A monologue from the play by Arthur Schnitzler

NOTE: This translation by Grace Isabel Colbron was first published in Reigen, The Affairs of Anatol and Other Plays. Arthur Schnitzler. New York: Boni & Liveright, Inc., 1917. It is now a public domain work and may be performed without royalties.

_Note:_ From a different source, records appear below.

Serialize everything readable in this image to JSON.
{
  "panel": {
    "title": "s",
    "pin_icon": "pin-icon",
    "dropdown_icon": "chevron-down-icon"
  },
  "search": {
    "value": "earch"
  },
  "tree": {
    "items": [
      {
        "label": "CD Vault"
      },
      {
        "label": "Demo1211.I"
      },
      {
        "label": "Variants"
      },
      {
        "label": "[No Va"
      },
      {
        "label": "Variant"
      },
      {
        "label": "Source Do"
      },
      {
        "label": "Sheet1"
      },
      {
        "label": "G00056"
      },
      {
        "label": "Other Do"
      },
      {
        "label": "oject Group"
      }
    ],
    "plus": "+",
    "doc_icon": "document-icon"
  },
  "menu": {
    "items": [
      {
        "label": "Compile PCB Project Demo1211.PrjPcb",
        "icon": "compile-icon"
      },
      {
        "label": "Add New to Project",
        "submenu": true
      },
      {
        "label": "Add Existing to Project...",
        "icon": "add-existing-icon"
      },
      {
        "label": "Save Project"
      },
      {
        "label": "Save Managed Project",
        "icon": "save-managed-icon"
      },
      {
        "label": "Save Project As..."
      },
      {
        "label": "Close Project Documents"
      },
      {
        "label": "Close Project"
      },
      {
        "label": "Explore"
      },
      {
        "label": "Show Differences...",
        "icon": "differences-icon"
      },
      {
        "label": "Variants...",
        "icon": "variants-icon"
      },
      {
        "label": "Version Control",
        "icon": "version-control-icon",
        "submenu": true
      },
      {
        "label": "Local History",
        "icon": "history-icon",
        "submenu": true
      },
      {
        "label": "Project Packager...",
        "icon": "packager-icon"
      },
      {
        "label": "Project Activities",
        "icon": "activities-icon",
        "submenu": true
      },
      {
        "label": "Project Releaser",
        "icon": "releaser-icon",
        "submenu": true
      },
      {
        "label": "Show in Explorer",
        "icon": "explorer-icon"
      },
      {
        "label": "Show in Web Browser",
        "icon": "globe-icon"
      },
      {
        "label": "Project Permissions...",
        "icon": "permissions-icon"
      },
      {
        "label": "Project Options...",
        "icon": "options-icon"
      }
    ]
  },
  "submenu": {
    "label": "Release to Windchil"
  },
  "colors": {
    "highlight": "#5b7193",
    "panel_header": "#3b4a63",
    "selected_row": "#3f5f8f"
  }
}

RADEMACHER: You think yourself better than I? My dear friend, you and I are not great men, and in the depths where we belong there is little difference -- in hours like these. All your greatness is sham and pretense. Your fame? Merely a heap of newspaper notices that will be scattered to the winds the day after your death. Your friends? Flatterers who flock to success; envious parasites who clench their fists at you when your back is turned; fools who find you just small enough for their admiration. But you are clever enough to realize all this yourself, at times. I didn't trouble to come here just to tell you that. What I am going to tell you -- it may be despicable of me -- but it's astonishing how little we care whether we are despicable or not when we know we'll have no tomorrow to be ashamed of it in . . . I've come near throwing it in your face a hundred times during the past few years -- whenever we chanced to meet on the street and you were gracious enough to stop for a few words with me. My dear friend, not only do I know you as you are -- and hundreds of others do, too -- but your own beloved wife knows you better than you dream. She realized what you were twenty years ago -- in the prime of your youth and success. Yes, she realized it -- and I knew that she did -- for I was her lover two whole years. Many a time she came to me in disgust at your hollowness, your utter nothingness -- came to me ready to run off with me. But I was poor and she was a coward -- and so she stayed with you -- and deceived you. It was easier that way, for all of us.